Source data:

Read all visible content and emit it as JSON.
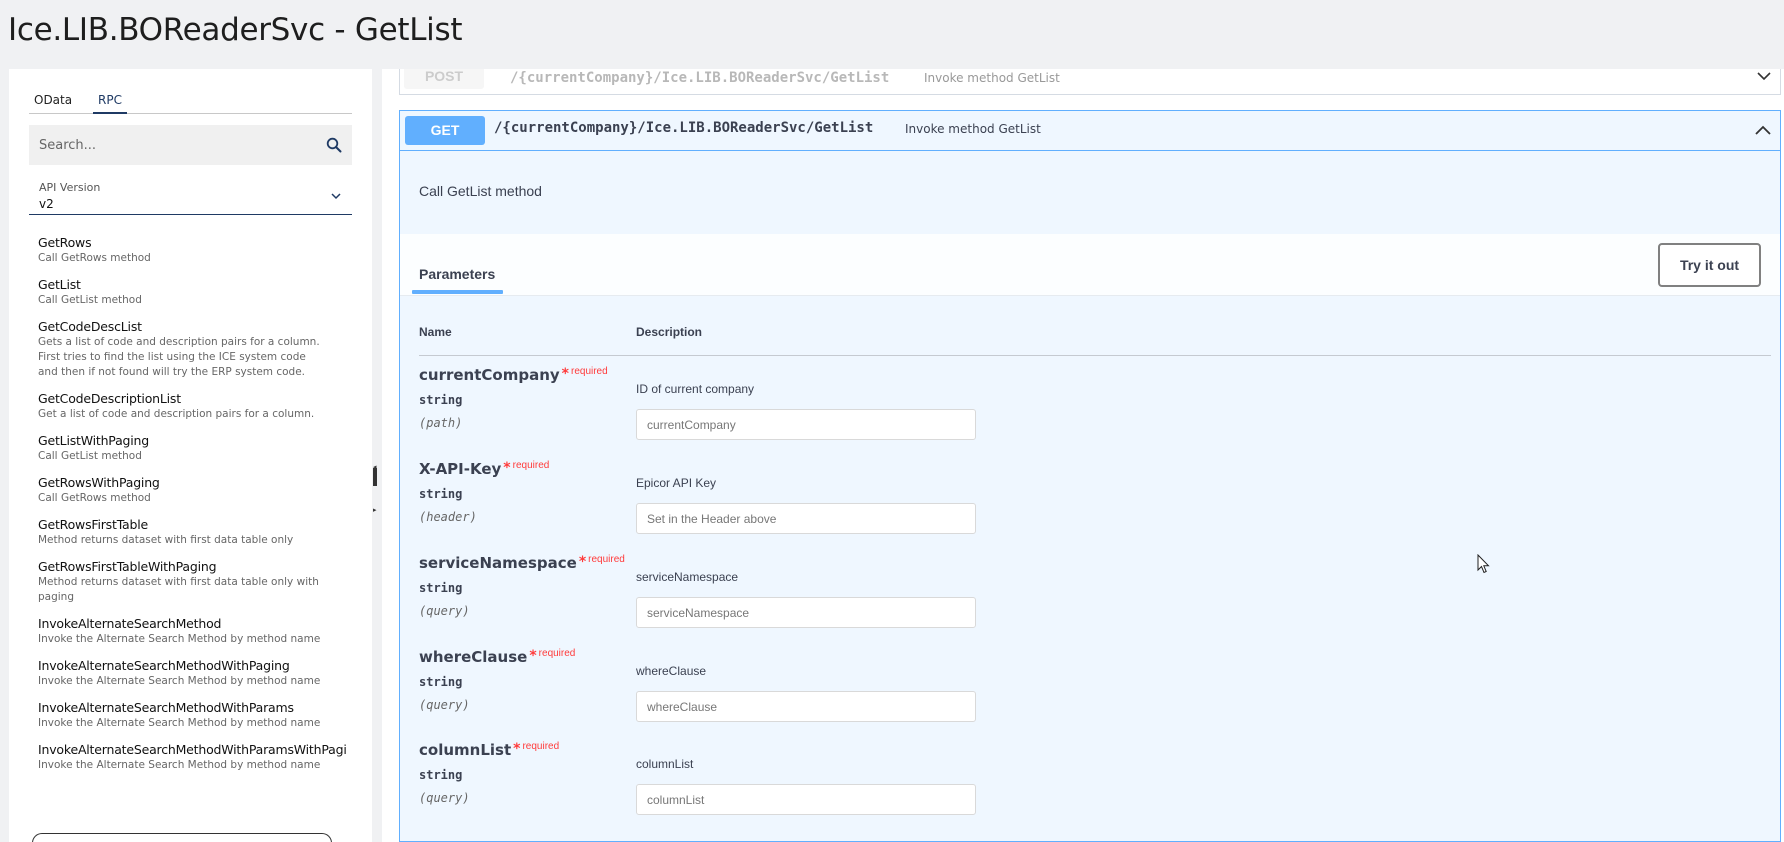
{
  "page": {
    "title": "Ice.LIB.BOReaderSvc - GetList"
  },
  "sidebar": {
    "tabs": [
      {
        "label": "OData"
      },
      {
        "label": "RPC"
      }
    ],
    "search": {
      "placeholder": "Search..."
    },
    "api_version": {
      "label": "API Version",
      "value": "v2"
    },
    "methods": [
      {
        "name": "GetRows",
        "description": "Call GetRows method"
      },
      {
        "name": "GetList",
        "description": "Call GetList method"
      },
      {
        "name": "GetCodeDescList",
        "description": "Gets a list of code and description pairs for a column. First tries to find the list using the ICE system code and then if not found will try the ERP system code."
      },
      {
        "name": "GetCodeDescriptionList",
        "description": "Get a list of code and description pairs for a column."
      },
      {
        "name": "GetListWithPaging",
        "description": "Call GetList method"
      },
      {
        "name": "GetRowsWithPaging",
        "description": "Call GetRows method"
      },
      {
        "name": "GetRowsFirstTable",
        "description": "Method returns dataset with first data table only"
      },
      {
        "name": "GetRowsFirstTableWithPaging",
        "description": "Method returns dataset with first data table only with paging"
      },
      {
        "name": "InvokeAlternateSearchMethod",
        "description": "Invoke the Alternate Search Method by method name"
      },
      {
        "name": "InvokeAlternateSearchMethodWithPaging",
        "description": "Invoke the Alternate Search Method by method name"
      },
      {
        "name": "InvokeAlternateSearchMethodWithParams",
        "description": "Invoke the Alternate Search Method by method name"
      },
      {
        "name": "InvokeAlternateSearchMethodWithParamsWithPagi",
        "description": "Invoke the Alternate Search Method by method name"
      }
    ]
  },
  "operations": {
    "post": {
      "method": "POST",
      "path": "/{currentCompany}/Ice.LIB.BOReaderSvc/GetList",
      "summary": "Invoke method GetList"
    },
    "get": {
      "method": "GET",
      "path": "/{currentCompany}/Ice.LIB.BOReaderSvc/GetList",
      "summary": "Invoke method GetList",
      "description": "Call GetList method",
      "parameters_tab": "Parameters",
      "try_button": "Try it out",
      "columns": {
        "name": "Name",
        "description": "Description"
      },
      "required_label": "required",
      "required_star": "*",
      "params": [
        {
          "name": "currentCompany",
          "type": "string",
          "in": "(path)",
          "description": "ID of current company",
          "placeholder": "currentCompany"
        },
        {
          "name": "X-API-Key",
          "type": "string",
          "in": "(header)",
          "description": "Epicor API Key",
          "placeholder": "Set in the Header above"
        },
        {
          "name": "serviceNamespace",
          "type": "string",
          "in": "(query)",
          "description": "serviceNamespace",
          "placeholder": "serviceNamespace"
        },
        {
          "name": "whereClause",
          "type": "string",
          "in": "(query)",
          "description": "whereClause",
          "placeholder": "whereClause"
        },
        {
          "name": "columnList",
          "type": "string",
          "in": "(query)",
          "description": "columnList",
          "placeholder": "columnList"
        }
      ]
    }
  },
  "colors": {
    "get_accent": "#61affe",
    "get_background": "#eff7ff",
    "required": "#ff3b3b",
    "active_tab": "#1f3a64"
  },
  "icons": {
    "search": "search-icon",
    "api_version_toggle": "chevron-down-icon",
    "post_toggle": "chevron-down-icon",
    "get_toggle": "chevron-up-icon",
    "mouse_cursor": "mouse-pointer-icon"
  }
}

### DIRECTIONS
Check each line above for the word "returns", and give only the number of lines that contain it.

### ANSWER TO THE PROBLEM
2